In the 1986 film classic "Ferris Bueller's Day Off," actor Matthew Broderick asked casually, "How can I possibly be expected to handle school on a day like this?"
Playing hooky, formerly regarded as little more than an adolescent prank, is nowadays prompting a decidedly punitive response.
Today's lawmakers would be looking to haul Ferris's parents off to jail for failing to ensure his attendance at school.
According to recent data, school absenteeism has become an epidemic.
For many of our children, skipping school is the largest part of their daily routine. Gone are the days of reading, writing, and 'rithmetic, now replaced by an extended version of recess.
In Detroit, for example, 63,000 students - more than one-third of the city's public school population - cut at least 30 days of classes last year.
In New York City, 65,000 students were chronically absent without a legitimate excuse.
"Where are these kids' parents?" we collectively ask.
It has long been fashionable to point fingers at parents when their kids misbehave. Ever since Sigmund Freud, we've been quick to scapegoat parents for their children's aberrant or delinquent behavior.
Bad kids have been seen inevitably as the products of bad homes and bad parenting. Thus, communities across the country are going so far as to enact and enforce parental responsibility laws for a range of adolescent acting out, from burglary to gun crimes. Now we can add truancy to the list. Many states are counting on legal sanctions to coerce and scare parents into taking more responsibility for their truant youngsters.
In February, when their children failed to show up for class, six mothers from Springfield, Ill. were threatened with 30 days in jail.
Last May, a grand jury in Brewton, Ala., indicted the 10 parents of truant teenagers on charges punishable by three months behind bars.
And the parents of 67 out-of-school children in Detroit face prospects of being incarcerated for up to 90 days.

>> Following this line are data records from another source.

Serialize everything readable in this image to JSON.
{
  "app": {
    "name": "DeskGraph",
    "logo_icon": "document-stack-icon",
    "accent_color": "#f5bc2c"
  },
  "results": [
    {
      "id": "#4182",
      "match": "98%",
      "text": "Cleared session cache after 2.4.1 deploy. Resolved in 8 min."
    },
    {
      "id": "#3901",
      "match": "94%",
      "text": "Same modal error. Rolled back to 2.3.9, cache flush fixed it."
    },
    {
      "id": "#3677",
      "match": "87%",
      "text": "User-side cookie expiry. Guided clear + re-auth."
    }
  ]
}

Other states are now in the process of passing bills that would toughen the penalties against parents.
In Ohio, such legislation has gone through the senate and awaits review by the house.
In Virginia, a get-tough-on-parents law was recently signed by the governor.
Holding parents legally responsible for their children's chronic absenteeism sounds better than it is.
First, such laws send the wrong message to wayward youngsters who are all too eager to escape the blame for their misconduct.
By aiming the legal sanctions at mom and dad, we teach children that they need not feel personally responsible for their truancy - that only their parents need to change, not them.
Even worse, parental responsibility laws may backfire by persuading more parents to distance themselves from their difficult youngsters rather than face the possibility - if they fail - of being fined or spending time behind bars.
Why take the risk yourself when you can let the state take over if you're having problems with your child? This may mean less diligent parenting, not more.
At the very time in our history when the family is fast becoming an endangered species, let's consider a wholly different approach to wayward parents.
We should assist them, not assail them. Rather than making mom and dad the truant officers of society, we should take a more positive approach to the problem of truancy.
We ought to be generating programs and policies that support parents to deal with their incorrigible youngsters. We might also try making school more appealing by bringing back art, drama, music, and athletics.
Frequently referred to disparagingly as the "frills," these are the very activities that used to make school interesting enough to attend - even without being forced by parents or the law.
*James Alan Fox is The Lipman Family Professor of Criminal Justice and Jack Levin is the Brudnick Professor of Sociology and Criminology at Northeastern University, in Boston.
(c) Copyright 1999. The Christian Science Publishing Society